__Exercise details__
Repeat the listing that follows without a single change.

__________

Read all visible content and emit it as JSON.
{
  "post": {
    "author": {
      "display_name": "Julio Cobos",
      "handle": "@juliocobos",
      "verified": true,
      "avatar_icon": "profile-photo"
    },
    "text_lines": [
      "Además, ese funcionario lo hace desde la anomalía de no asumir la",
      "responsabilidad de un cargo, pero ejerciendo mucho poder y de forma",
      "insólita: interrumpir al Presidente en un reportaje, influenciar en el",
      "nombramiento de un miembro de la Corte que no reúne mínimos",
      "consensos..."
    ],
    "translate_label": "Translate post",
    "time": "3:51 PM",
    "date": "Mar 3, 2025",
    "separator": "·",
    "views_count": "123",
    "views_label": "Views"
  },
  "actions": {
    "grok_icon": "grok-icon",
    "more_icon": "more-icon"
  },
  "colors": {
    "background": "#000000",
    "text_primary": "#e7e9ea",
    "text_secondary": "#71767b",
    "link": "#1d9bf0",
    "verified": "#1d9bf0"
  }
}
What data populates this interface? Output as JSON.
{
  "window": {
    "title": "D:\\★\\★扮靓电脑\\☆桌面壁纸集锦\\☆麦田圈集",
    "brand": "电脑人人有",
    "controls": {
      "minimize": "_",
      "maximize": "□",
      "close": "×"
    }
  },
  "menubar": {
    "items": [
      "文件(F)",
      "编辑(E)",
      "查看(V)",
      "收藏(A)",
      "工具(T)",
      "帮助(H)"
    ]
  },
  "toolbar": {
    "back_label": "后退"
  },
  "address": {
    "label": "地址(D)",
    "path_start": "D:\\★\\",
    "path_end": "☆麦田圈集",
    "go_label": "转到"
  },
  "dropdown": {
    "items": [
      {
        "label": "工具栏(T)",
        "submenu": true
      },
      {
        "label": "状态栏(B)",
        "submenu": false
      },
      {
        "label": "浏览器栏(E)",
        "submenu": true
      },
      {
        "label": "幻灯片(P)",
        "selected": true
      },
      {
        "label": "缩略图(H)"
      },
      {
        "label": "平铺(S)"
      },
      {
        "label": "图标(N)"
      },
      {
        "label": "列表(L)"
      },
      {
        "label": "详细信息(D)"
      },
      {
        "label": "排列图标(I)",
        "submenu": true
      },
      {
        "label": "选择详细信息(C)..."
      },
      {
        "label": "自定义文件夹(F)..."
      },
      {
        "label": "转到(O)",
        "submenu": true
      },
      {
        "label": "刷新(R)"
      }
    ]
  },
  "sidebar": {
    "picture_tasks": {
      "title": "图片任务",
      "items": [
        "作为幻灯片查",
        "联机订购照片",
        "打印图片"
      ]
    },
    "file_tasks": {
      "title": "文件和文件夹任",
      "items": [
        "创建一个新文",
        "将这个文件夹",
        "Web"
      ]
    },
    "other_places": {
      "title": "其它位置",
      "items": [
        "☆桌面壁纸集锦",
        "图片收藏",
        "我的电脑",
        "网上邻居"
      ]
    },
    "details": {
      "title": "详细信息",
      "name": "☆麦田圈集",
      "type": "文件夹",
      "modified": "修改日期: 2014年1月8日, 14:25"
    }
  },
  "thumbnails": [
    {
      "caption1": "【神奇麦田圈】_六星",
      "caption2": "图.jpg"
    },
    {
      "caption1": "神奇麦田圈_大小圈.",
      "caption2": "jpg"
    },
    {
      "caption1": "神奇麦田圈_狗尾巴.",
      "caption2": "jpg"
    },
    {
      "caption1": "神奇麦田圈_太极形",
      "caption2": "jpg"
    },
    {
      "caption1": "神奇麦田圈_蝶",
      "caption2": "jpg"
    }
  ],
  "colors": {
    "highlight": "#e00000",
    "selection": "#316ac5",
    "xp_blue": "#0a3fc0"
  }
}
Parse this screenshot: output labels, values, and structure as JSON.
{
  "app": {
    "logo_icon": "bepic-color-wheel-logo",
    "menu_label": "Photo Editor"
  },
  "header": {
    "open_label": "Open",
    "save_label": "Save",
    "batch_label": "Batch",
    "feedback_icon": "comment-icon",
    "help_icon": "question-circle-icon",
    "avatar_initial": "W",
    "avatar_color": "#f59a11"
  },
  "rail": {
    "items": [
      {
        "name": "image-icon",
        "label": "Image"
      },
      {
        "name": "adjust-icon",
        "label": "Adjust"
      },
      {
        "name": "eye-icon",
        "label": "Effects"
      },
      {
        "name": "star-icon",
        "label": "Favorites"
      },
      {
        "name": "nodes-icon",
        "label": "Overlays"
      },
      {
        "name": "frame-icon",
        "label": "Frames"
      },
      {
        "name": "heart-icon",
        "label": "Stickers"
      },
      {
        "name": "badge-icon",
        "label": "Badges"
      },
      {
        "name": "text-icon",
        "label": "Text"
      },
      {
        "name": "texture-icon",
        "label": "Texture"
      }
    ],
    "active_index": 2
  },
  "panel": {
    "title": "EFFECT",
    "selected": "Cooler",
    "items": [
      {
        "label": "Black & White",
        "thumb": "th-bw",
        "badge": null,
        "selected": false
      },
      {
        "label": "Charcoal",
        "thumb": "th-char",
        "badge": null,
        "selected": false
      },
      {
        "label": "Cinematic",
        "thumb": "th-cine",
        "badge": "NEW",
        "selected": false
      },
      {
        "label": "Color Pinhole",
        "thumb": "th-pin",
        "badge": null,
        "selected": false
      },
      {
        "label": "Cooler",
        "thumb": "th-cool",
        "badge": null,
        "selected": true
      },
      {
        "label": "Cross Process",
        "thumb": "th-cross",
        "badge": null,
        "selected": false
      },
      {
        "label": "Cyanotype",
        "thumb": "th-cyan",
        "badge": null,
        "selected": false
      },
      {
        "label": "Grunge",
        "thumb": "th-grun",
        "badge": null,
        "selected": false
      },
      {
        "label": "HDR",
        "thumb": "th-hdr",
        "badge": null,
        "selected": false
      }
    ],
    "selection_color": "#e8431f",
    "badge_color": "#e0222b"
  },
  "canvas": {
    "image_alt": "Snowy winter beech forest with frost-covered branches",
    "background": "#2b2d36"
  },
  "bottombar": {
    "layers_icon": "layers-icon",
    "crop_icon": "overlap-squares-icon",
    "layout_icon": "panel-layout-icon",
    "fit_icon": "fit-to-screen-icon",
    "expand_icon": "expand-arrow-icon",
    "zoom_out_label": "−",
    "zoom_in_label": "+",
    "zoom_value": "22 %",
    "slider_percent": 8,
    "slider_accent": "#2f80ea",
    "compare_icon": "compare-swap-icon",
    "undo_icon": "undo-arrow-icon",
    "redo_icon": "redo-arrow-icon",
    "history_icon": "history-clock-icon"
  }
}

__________

__Expected answer__
Read all visible content and emit it as JSON.
{
  "post": {
    "author": {
      "display_name": "Julio Cobos",
      "handle": "@juliocobos",
      "verified": true,
      "avatar_icon": "profile-photo"
    },
    "text_lines": [
      "Además, ese funcionario lo hace desde la anomalía de no asumir la",
      "responsabilidad de un cargo, pero ejerciendo mucho poder y de forma",
      "insólita: interrumpir al Presidente en un reportaje, influenciar en el",
      "nombramiento de un miembro de la Corte que no reúne mínimos",
      "consensos..."
    ],
    "translate_label": "Translate post",
    "time": "3:51 PM",
    "date": "Mar 3, 2025",
    "separator": "·",
    "views_count": "123",
    "views_label": "Views"
  },
  "actions": {
    "grok_icon": "grok-icon",
    "more_icon": "more-icon"
  },
  "colors": {
    "background": "#000000",
    "text_primary": "#e7e9ea",
    "text_secondary": "#71767b",
    "link": "#1d9bf0",
    "verified": "#1d9bf0"
  }
}
What data populates this interface? Output as JSON.
{
  "window": {
    "title": "D:\\★\\★扮靓电脑\\☆桌面壁纸集锦\\☆麦田圈集",
    "brand": "电脑人人有",
    "controls": {
      "minimize": "_",
      "maximize": "□",
      "close": "×"
    }
  },
  "menubar": {
    "items": [
      "文件(F)",
      "编辑(E)",
      "查看(V)",
      "收藏(A)",
      "工具(T)",
      "帮助(H)"
    ]
  },
  "toolbar": {
    "back_label": "后退"
  },
  "address": {
    "label": "地址(D)",
    "path_start": "D:\\★\\",
    "path_end": "☆麦田圈集",
    "go_label": "转到"
  },
  "dropdown": {
    "items": [
      {
        "label": "工具栏(T)",
        "submenu": true
      },
      {
        "label": "状态栏(B)",
        "submenu": false
      },
      {
        "label": "浏览器栏(E)",
        "submenu": true
      },
      {
        "label": "幻灯片(P)",
        "selected": true
      },
      {
        "label": "缩略图(H)"
      },
      {
        "label": "平铺(S)"
      },
      {
        "label": "图标(N)"
      },
      {
        "label": "列表(L)"
      },
      {
        "label": "详细信息(D)"
      },
      {
        "label": "排列图标(I)",
        "submenu": true
      },
      {
        "label": "选择详细信息(C)..."
      },
      {
        "label": "自定义文件夹(F)..."
      },
      {
        "label": "转到(O)",
        "submenu": true
      },
      {
        "label": "刷新(R)"
      }
    ]
  },
  "sidebar": {
    "picture_tasks": {
      "title": "图片任务",
      "items": [
        "作为幻灯片查",
        "联机订购照片",
        "打印图片"
      ]
    },
    "file_tasks": {
      "title": "文件和文件夹任",
      "items": [
        "创建一个新文",
        "将这个文件夹",
        "Web"
      ]
    },
    "other_places": {
      "title": "其它位置",
      "items": [
        "☆桌面壁纸集锦",
        "图片收藏",
        "我的电脑",
        "网上邻居"
      ]
    },
    "details": {
      "title": "详细信息",
      "name": "☆麦田圈集",
      "type": "文件夹",
      "modified": "修改日期: 2014年1月8日, 14:25"
    }
  },
  "thumbnails": [
    {
      "caption1": "【神奇麦田圈】_六星",
      "caption2": "图.jpg"
    },
    {
      "caption1": "神奇麦田圈_大小圈.",
      "caption2": "jpg"
    },
    {
      "caption1": "神奇麦田圈_狗尾巴.",
      "caption2": "jpg"
    },
    {
      "caption1": "神奇麦田圈_太极形",
      "caption2": "jpg"
    },
    {
      "caption1": "神奇麦田圈_蝶",
      "caption2": "jpg"
    }
  ],
  "colors": {
    "highlight": "#e00000",
    "selection": "#316ac5",
    "xp_blue": "#0a3fc0"
  }
}
Parse this screenshot: output labels, values, and structure as JSON.
{
  "app": {
    "logo_icon": "bepic-color-wheel-logo",
    "menu_label": "Photo Editor"
  },
  "header": {
    "open_label": "Open",
    "save_label": "Save",
    "batch_label": "Batch",
    "feedback_icon": "comment-icon",
    "help_icon": "question-circle-icon",
    "avatar_initial": "W",
    "avatar_color": "#f59a11"
  },
  "rail": {
    "items": [
      {
        "name": "image-icon",
        "label": "Image"
      },
      {
        "name": "adjust-icon",
        "label": "Adjust"
      },
      {
        "name": "eye-icon",
        "label": "Effects"
      },
      {
        "name": "star-icon",
        "label": "Favorites"
      },
      {
        "name": "nodes-icon",
        "label": "Overlays"
      },
      {
        "name": "frame-icon",
        "label": "Frames"
      },
      {
        "name": "heart-icon",
        "label": "Stickers"
      },
      {
        "name": "badge-icon",
        "label": "Badges"
      },
      {
        "name": "text-icon",
        "label": "Text"
      },
      {
        "name": "texture-icon",
        "label": "Texture"
      }
    ],
    "active_index": 2
  },
  "panel": {
    "title": "EFFECT",
    "selected": "Cooler",
    "items": [
      {
        "label": "Black & White",
        "thumb": "th-bw",
        "badge": null,
        "selected": false
      },
      {
        "label": "Charcoal",
        "thumb": "th-char",
        "badge": null,
        "selected": false
      },
      {
        "label": "Cinematic",
        "thumb": "th-cine",
        "badge": "NEW",
        "selected": false
      },
      {
        "label": "Color Pinhole",
        "thumb": "th-pin",
        "badge": null,
        "selected": false
      },
      {
        "label": "Cooler",
        "thumb": "th-cool",
        "badge": null,
        "selected": true
      },
      {
        "label": "Cross Process",
        "thumb": "th-cross",
        "badge": null,
        "selected": false
      },
      {
        "label": "Cyanotype",
        "thumb": "th-cyan",
        "badge": null,
        "selected": false
      },
      {
        "label": "Grunge",
        "thumb": "th-grun",
        "badge": null,
        "selected": false
      },
      {
        "label": "HDR",
        "thumb": "th-hdr",
        "badge": null,
        "selected": false
      }
    ],
    "selection_color": "#e8431f",
    "badge_color": "#e0222b"
  },
  "canvas": {
    "image_alt": "Snowy winter beech forest with frost-covered branches",
    "background": "#2b2d36"
  },
  "bottombar": {
    "layers_icon": "layers-icon",
    "crop_icon": "overlap-squares-icon",
    "layout_icon": "panel-layout-icon",
    "fit_icon": "fit-to-screen-icon",
    "expand_icon": "expand-arrow-icon",
    "zoom_out_label": "−",
    "zoom_in_label": "+",
    "zoom_value": "22 %",
    "slider_percent": 8,
    "slider_accent": "#2f80ea",
    "compare_icon": "compare-swap-icon",
    "undo_icon": "undo-arrow-icon",
    "redo_icon": "redo-arrow-icon",
    "history_icon": "history-clock-icon"
  }
}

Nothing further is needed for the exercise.